Camachuelo picogrueso (es.)
Order — Passeriformes.
Family — Fringillidae.
Genus — Pinicola.
Species — Pinicola enucleator.
During the breeding season the pine grosbeak is usually found in open sub-Arctic and boreal forests where there is an abundance of coniferous trees, although it is also known to inhabit mixed forests. During the winter, the pine grosbeak uses a wider variety of habitats, including urban areas.
Length: 20-25 cm.
Wingspan: 33 cm.
Weight: 53-78 g.
The pine grosbeak is a large, plump, heavy-chested bird, which differs in appearance between sexes.
Plumage of the male is deep rose-pink on the head, neck, breast and rump, grey on each side of the body, and streaked black on the upperparts..
Throat is grey or white and there are also white or grey patches underneath the eyes.
Long tail is notched black-brown with a grey underside.
Wings are brown-black with conspicuous white wingbars.
The tips of some of the flight feathers are white.
The distinctive bill of the pine grosbeak is dark grey or black in both sexes and is large, stubby and conical, with the upper mandible overlapping the lower.
The eyes are cinnamon or dark brown.
Legs, toes and claws are dark brown, or occasionally grey-horn.
Females and juveniles:
The female pine grosbeak is smaller than the male and is equally as distinctive.
The head and rump of the female are yellow-olive to red-bronze.
The rest of the body is uniformly grey.
The juvenile pine grosbeak is almost indistinguishable from the adult female until its second year of life, although it is slightly duller and greyer.
Occasionally young males have red or orange feathers within their plumage, which are not present in the female.
During the breeding season, Pine Grosbeaks are typically found in pairs, but form larger flocks the rest of the year.

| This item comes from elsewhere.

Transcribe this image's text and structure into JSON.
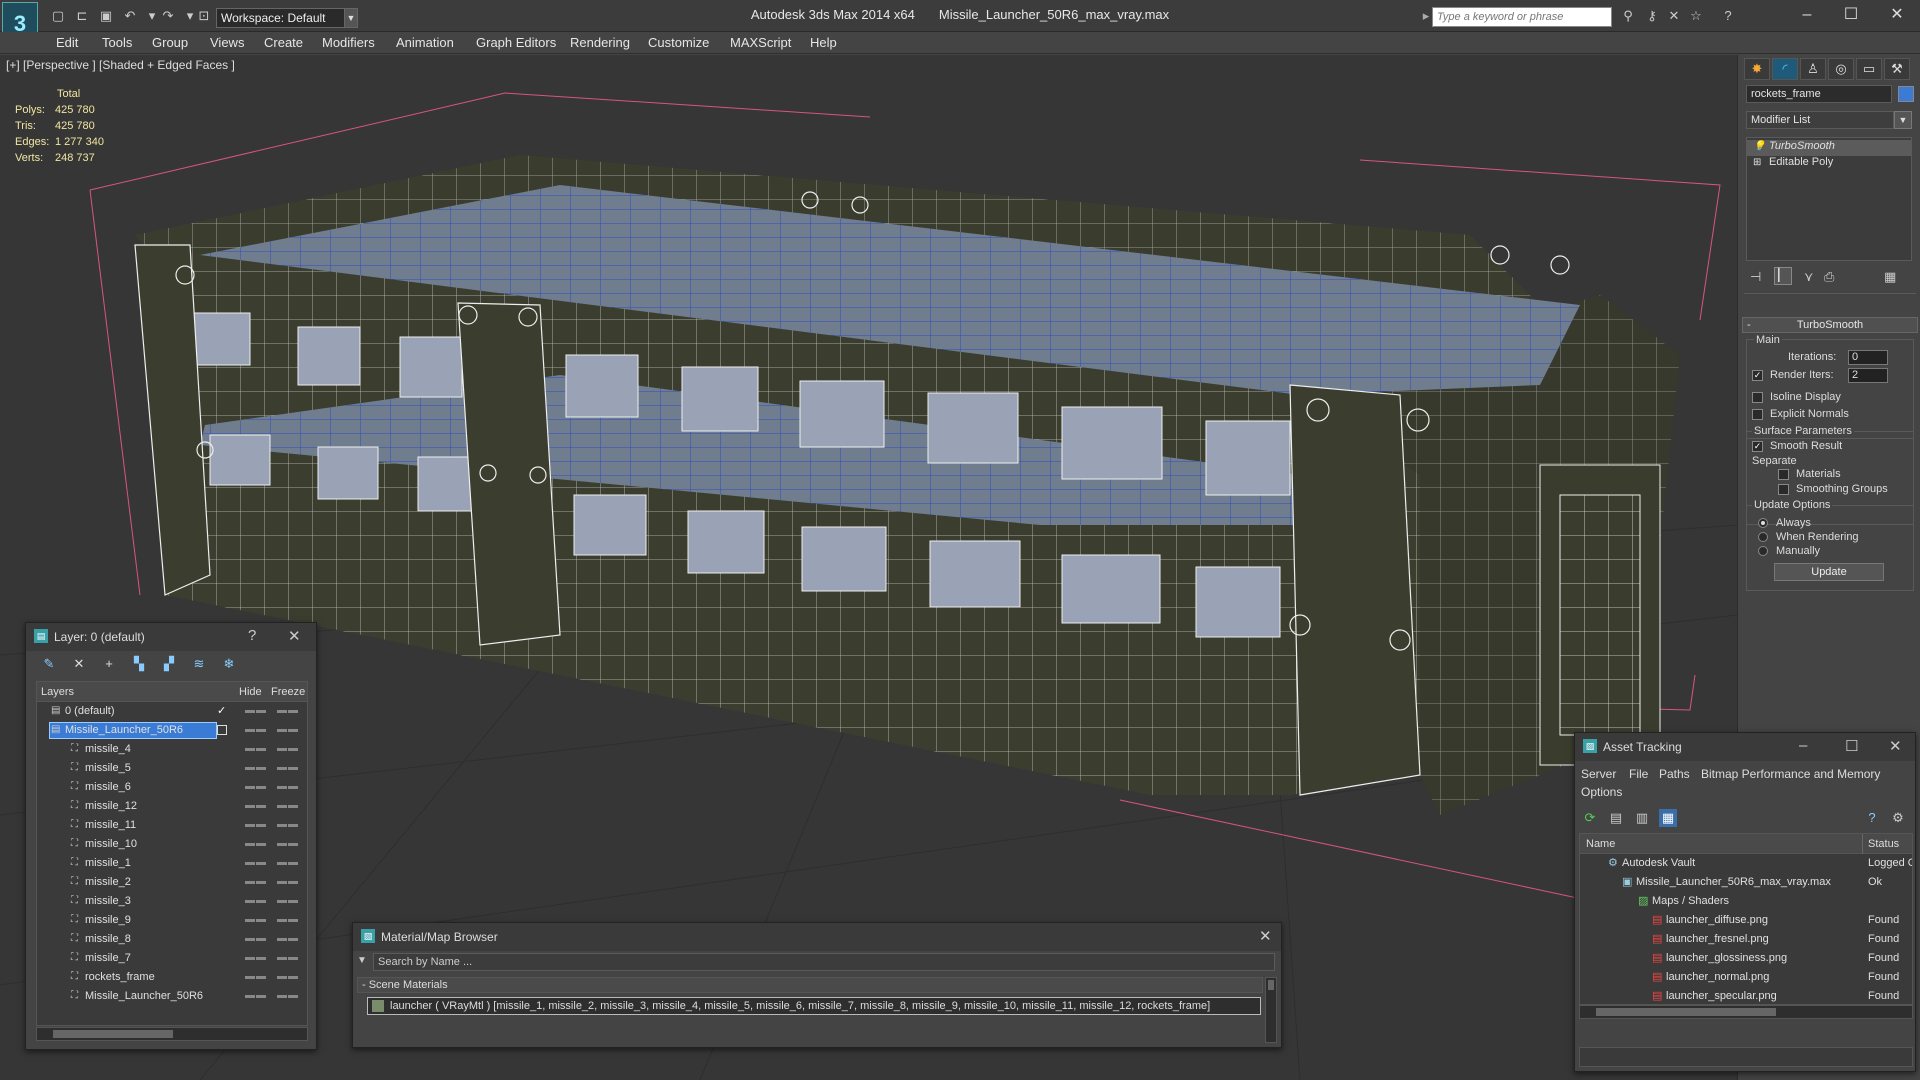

They forage on the ground, in trees, shrubs, and in the air. They are attracted to 'Pygmy-Owl tooting,' a common practice of birders used to imitate a Pygmy-Owl and attract birds. They often allow very close approach by humans, but may be missed because they will sit motionless.
Grosbeaks feed on buds, fruits, berries and seeds. They mainly forage in the trees, though they will sometimes pick fallen seeds and berries from the ground. During the summer, about 15% of their diet is made up of insects. They also visit bird feeders during the winter. Although the pine grosbeak does not truly migrate, it moves through its range in response to food availability.
The clear, flute-like song of the pine grosbeak is used during courtship, to maintain pair bonds and for the defence of a territory. This bird is also able to mimic the vocalisations of other species.
Listlessness, Regurgitation, Dyspnea, Weight Loss, Diarrhea, Coughing, Wheezing, Syncope: Iron Storage Disease and related entities - excessive accumulation of iron in the liver. Most of the affected birds with acute signs die.
Weightloss, Glucosuria, Hyperclyemia, Polyuria (excessive urination), Polydipsia: Idiopathic diabetes mellitus - probably dietary related.
Pine Grosbeaks are generally monogamous, and form pairs before they arrive on the breeding grounds. The nest is typically located in dense foliage on a horizontal branch near the trunk of a tree, or in a vertical fork. The female builds the nest, which is a bulky, open cup of twigs and rootlets, lined with fine grass, moss, rootlets, and lichen. She incubates 3 to 4 eggs for 13 to 14 days. The male brings food to the female on the nest. Both members of the pair feed the young, which leave the nest after about 15 days. The young can fly well within a few days of hatching, but continue to beg for food from their parents for some time after fledging. Pairs generally raise one brood each season.